In this way, doubling the brays at every step, they made the complete circuit of the forest, but the lost ass never gave them an answer or even the sign of one.
~ ~ ~ Sentence 5,940 ~ ~ ~
As soon as he saw him his owner said, 'I was wondering he did not answer, for if he wasn't dead he'd have brayed when he heard us, or he'd have been no ass; but for the sake of having heard you bray to such perfection, gossip, I count the trouble I have taken to look for him well bestowed, even though I have found him dead.'
~ ~ ~ Sentence 6,088 ~ ~ ~
He descended the slope and approached the band near enough to see distinctly the flags, make out the colours and distinguish the devices they bore, especially one on a standard or ensign of white satin, on which there was painted in a very life-like style an ass like a little sard, with its head up, its mouth open and its tongue out, as if it were in the act and attitude of braying; and round it were inscribed in large characters these two lines-- They did not bray in vain, Our alcaldes twain.

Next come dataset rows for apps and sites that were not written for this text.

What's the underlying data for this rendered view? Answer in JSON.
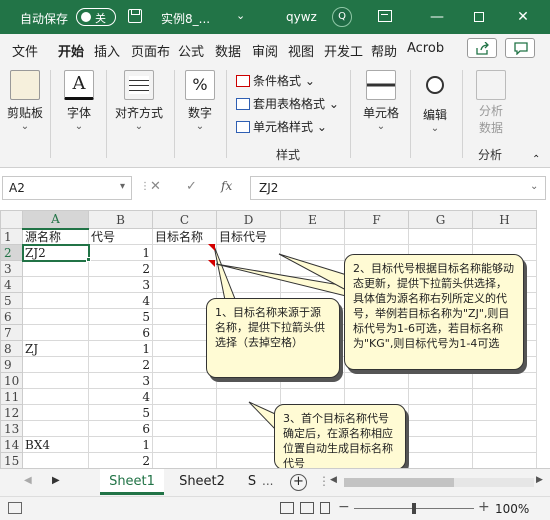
{
  "titlebar": {
    "autosave_label": "自动保存",
    "autosave_state": "关",
    "filename": "实例8_...",
    "dropdown": "⌄",
    "username": "qywz",
    "avatar_initial": "Q",
    "accent_color": "#227447"
  },
  "menu": {
    "tabs": [
      "文件",
      "开始",
      "插入",
      "页面布",
      "公式",
      "数据",
      "审阅",
      "视图",
      "开发工",
      "帮助",
      "Acrob"
    ],
    "active_tab": "开始"
  },
  "ribbon": {
    "clipboard": "剪贴板",
    "font": "字体",
    "alignment": "对齐方式",
    "number": "数字",
    "number_icon": "%",
    "conditional_format": "条件格式 ⌄",
    "table_format": "套用表格格式 ⌄",
    "cell_style": "单元格样式 ⌄",
    "styles_group": "样式",
    "cells": "单元格",
    "editing": "编辑",
    "analyze_data_line1": "分析",
    "analyze_data_line2": "数据",
    "analysis_group": "分析",
    "caret": "⌄",
    "font_icon_letter": "A"
  },
  "formula_bar": {
    "name_box": "A2",
    "formula": "ZJ2",
    "fx": "fx",
    "cancel": "✕",
    "confirm": "✓"
  },
  "grid": {
    "columns": [
      "A",
      "B",
      "C",
      "D",
      "E",
      "F",
      "G",
      "H"
    ],
    "rows": [
      {
        "n": "1",
        "a": "源名称",
        "b": "代号",
        "c": "目标名称",
        "d": "目标代号"
      },
      {
        "n": "2",
        "a": "ZJ2",
        "b": "1",
        "c": "",
        "d": ""
      },
      {
        "n": "3",
        "a": "",
        "b": "2",
        "c": "",
        "d": ""
      },
      {
        "n": "4",
        "a": "",
        "b": "3",
        "c": "",
        "d": ""
      },
      {
        "n": "5",
        "a": "",
        "b": "4",
        "c": "",
        "d": ""
      },
      {
        "n": "6",
        "a": "",
        "b": "5",
        "c": "",
        "d": ""
      },
      {
        "n": "7",
        "a": "",
        "b": "6",
        "c": "",
        "d": ""
      },
      {
        "n": "8",
        "a": "ZJ",
        "b": "1",
        "c": "",
        "d": ""
      },
      {
        "n": "9",
        "a": "",
        "b": "2",
        "c": "",
        "d": ""
      },
      {
        "n": "10",
        "a": "",
        "b": "3",
        "c": "",
        "d": ""
      },
      {
        "n": "11",
        "a": "",
        "b": "4",
        "c": "",
        "d": ""
      },
      {
        "n": "12",
        "a": "",
        "b": "5",
        "c": "",
        "d": ""
      },
      {
        "n": "13",
        "a": "",
        "b": "6",
        "c": "",
        "d": ""
      },
      {
        "n": "14",
        "a": "BX4",
        "b": "1",
        "c": "",
        "d": ""
      },
      {
        "n": "15",
        "a": "",
        "b": "2",
        "c": "",
        "d": ""
      }
    ]
  },
  "callouts": {
    "one": "1、目标名称来源于源名称，提供下拉箭头供选择（去掉空格）",
    "two": "2、目标代号根据目标名称能够动态更新，提供下拉箭头供选择，具体值为源名称右列所定义的代号，举例若目标名称为\"ZJ\",则目标代号为1-6可选，若目标名称为\"KG\",则目标代号为1-4可选",
    "three": "3、首个目标名称代号确定后，在源名称相应位置自动生成目标名称代号"
  },
  "sheet_tabs": {
    "tabs": [
      "Sheet1",
      "Sheet2",
      "S"
    ],
    "active": "Sheet1",
    "ellipsis": "...",
    "add": "+"
  },
  "status": {
    "zoom": "100%",
    "minus": "−",
    "plus": "+"
  }
}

~ ~ ~ Sentence 6,165 ~ ~ ~
~ ~ ~ Sentence 6,166 ~ ~ ~
Sancho regarded Don Quixote earnestly while he was giving him this rating, and was so touched by remorse that the tears came to his eyes, and in a piteous and broken voice he said to him, "Master mine, I confess that, to be a complete ass, all I want is a tail; if your worship will only fix one on to me, I'll look on it as rightly placed, and I'll serve you as an ass all the remaining days of my life.

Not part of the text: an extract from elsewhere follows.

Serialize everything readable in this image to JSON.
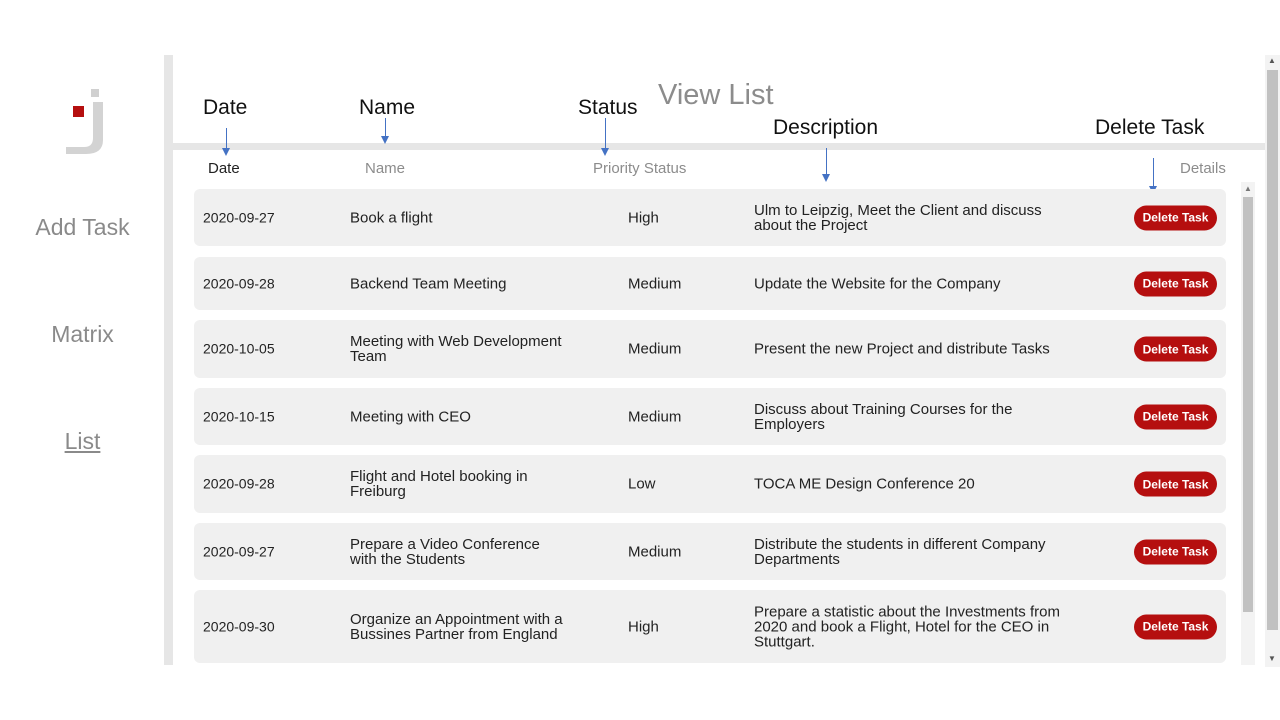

~ ~ ~ Sentence 6,276 ~ ~ ~
To which Sancho made answer, "I should be glad if your worship would do me the favour to go out to the castle gate, where you will find a grey ass of mine; make them, if you please, put him in the stable, or put him there yourself, for the poor little beast is rather easily frightened, and cannot bear being alone at all."
~ ~ ~ Sentence 6,278 ~ ~ ~

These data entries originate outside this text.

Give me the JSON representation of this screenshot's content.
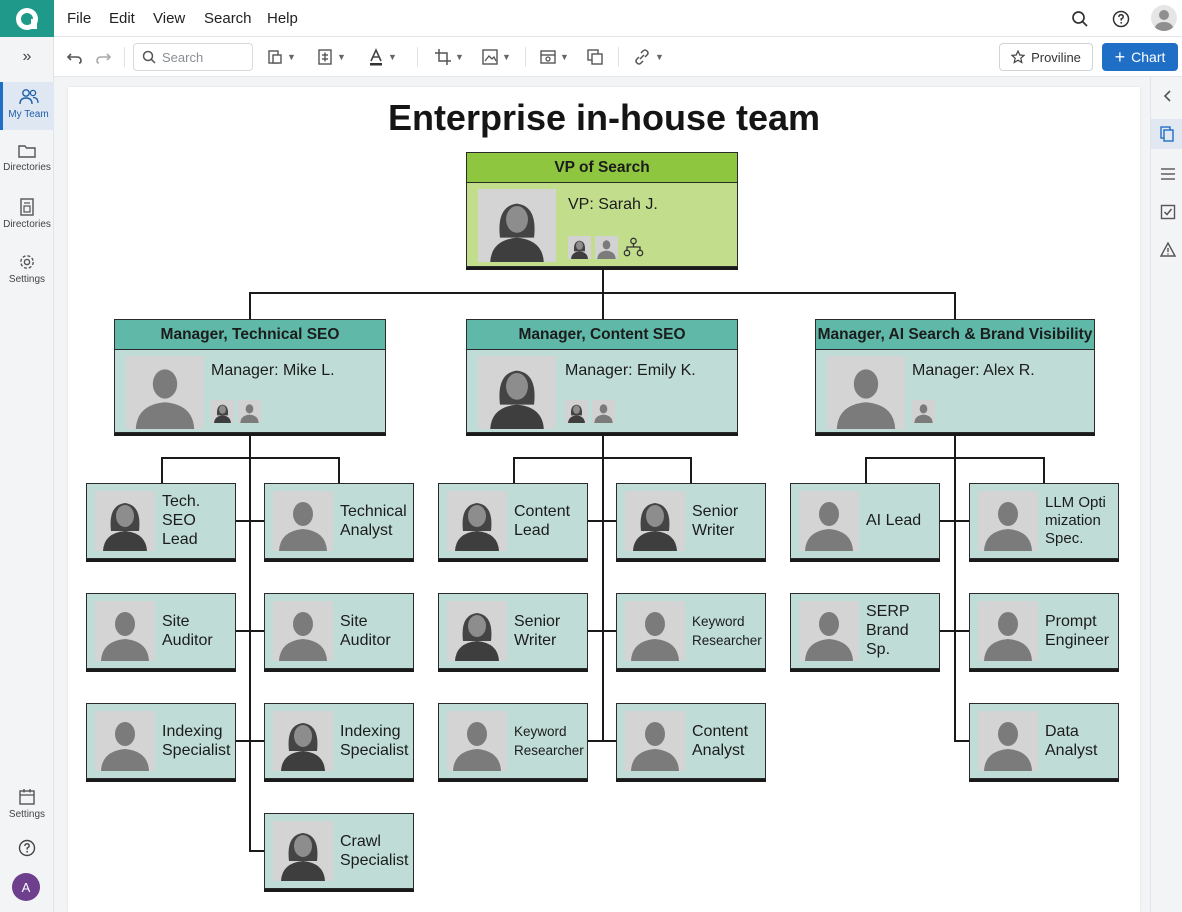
{
  "menubar": {
    "items": [
      "File",
      "Edit",
      "View",
      "Search",
      "Help"
    ],
    "right_icons": [
      "search-icon",
      "help-icon",
      "user-avatar-icon"
    ]
  },
  "toolbar": {
    "search_placeholder": "Search",
    "proviline_label": "Proviline",
    "chart_label": "Chart",
    "chart_button_color": "#1f6fc6"
  },
  "sidebar": {
    "items": [
      {
        "label": "My Team",
        "icon": "team-icon",
        "active": true
      },
      {
        "label": "Directories",
        "icon": "folder-icon"
      },
      {
        "label": "Directories",
        "icon": "document-icon"
      },
      {
        "label": "Settings",
        "icon": "gear-icon"
      }
    ],
    "bottom": [
      {
        "label": "Settings",
        "icon": "calendar-icon"
      }
    ],
    "avatar_letter": "A"
  },
  "chart": {
    "title": "Enterprise in-house team",
    "vp": {
      "role": "VP of Search",
      "name": "VP: Sarah J."
    },
    "managers": [
      {
        "role": "Manager, Technical SEO",
        "name": "Manager: Mike L."
      },
      {
        "role": "Manager, Content SEO",
        "name": "Manager: Emily K."
      },
      {
        "role": "Manager, AI Search & Brand Visibility",
        "name": "Manager: Alex R."
      }
    ],
    "teams": {
      "technical": [
        "Tech. SEO Lead",
        "Technical Analyst",
        "Site Auditor",
        "Site Auditor",
        "Indexing Specialist",
        "Indexing Specialist",
        "Crawl Specialist"
      ],
      "content": [
        "Content Lead",
        "Senior Writer",
        "Senior Writer",
        "Keyword Researcher",
        "Keyword Researcher",
        "Content Analyst"
      ],
      "ai": [
        "AI Lead",
        "LLM Optimization Spec.",
        "SERP Brand Sp.",
        "Prompt Engineer",
        "Data Analyst"
      ]
    },
    "colors": {
      "vp_header": "#8ec63f",
      "vp_body": "#c2de8c",
      "manager_header": "#5fb8a8",
      "box_body": "#bfddd6"
    }
  }
}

Be off with you, brother, and bad luck to you and him who brought you here; go, look after your ass, for we, the duennas of this house, are not used to work of that sort."
~ ~ ~ Sentence 6,282 ~ ~ ~
"Son of a bitch," said the duenna, all aglow with anger, "whether I'm old or not, it's with God I have to reckon, not with you, you garlic-stuffed scoundrel!" and she said it so loud, that the duchess heard it, and turning round and seeing the duenna in such a state of excitement, and her eyes flaming so, asked whom she was wrangling with.
~ ~ ~ Sentence 6,283 ~ ~ ~
"With this good fellow here," said the duenna, "who has particularly requested me to go and put an ass of his that is at the castle gate into the stable, holding it up to me as an example that they did the same I don't know where--that some ladies waited on one Lancelot, and duennas on his hack; and what is more, to wind up with, he called me old."
~ ~ ~ Sentence 6,292 ~ ~ ~
However, he said they might give the shirt to Sancho; and shutting himself in with him in a room where there was a sumptuous bed, he undressed and put on the shirt; and then, finding himself alone with Sancho, he said to him, "Tell me, thou new-fledged buffoon and old booby, dost thou think it right to offend and insult a duenna so deserving of reverence and respect as that one just now?
~ ~ ~ Sentence 6,296 ~ ~ ~
Dost thou not see--shortsighted being that thou art, and unlucky mortal that I am!--that if they perceive thee to be a coarse clown or a dull blockhead, they will suspect me to be some impostor or swindler?
~ ~ ~ Sentence 6,297 ~ ~ ~
Nay, nay, Sancho friend, keep clear, oh, keep clear of these stumbling-blocks; for he who falls into the way of being a chatterbox and droll, drops into a wretched buffoon the first time he trips; bridle thy tongue, consider and weigh thy words before they escape thy mouth, and bear in mind we are now in quarters whence, by God's help, and the strength of my arm, we shall come forth mightily advanced in fame and fortune."
~ ~ ~ Sentence 6,329 ~ ~ ~
"I don't know," said Sancho Panza; "to me she seems the fairest creature in the world; at any rate, in nimbleness and jumping she won't give in to a tumbler; by my faith, senora duchess, she leaps from the ground on to the back of an ass like a cat."
~ ~ ~ Sentence 6,334 ~ ~ ~
This Don Quixote, or Don Simpleton, or whatever his name is, cannot, I imagine, be such a blockhead as your excellence would have him, holding out encouragement to him to go on with his vagaries and follies."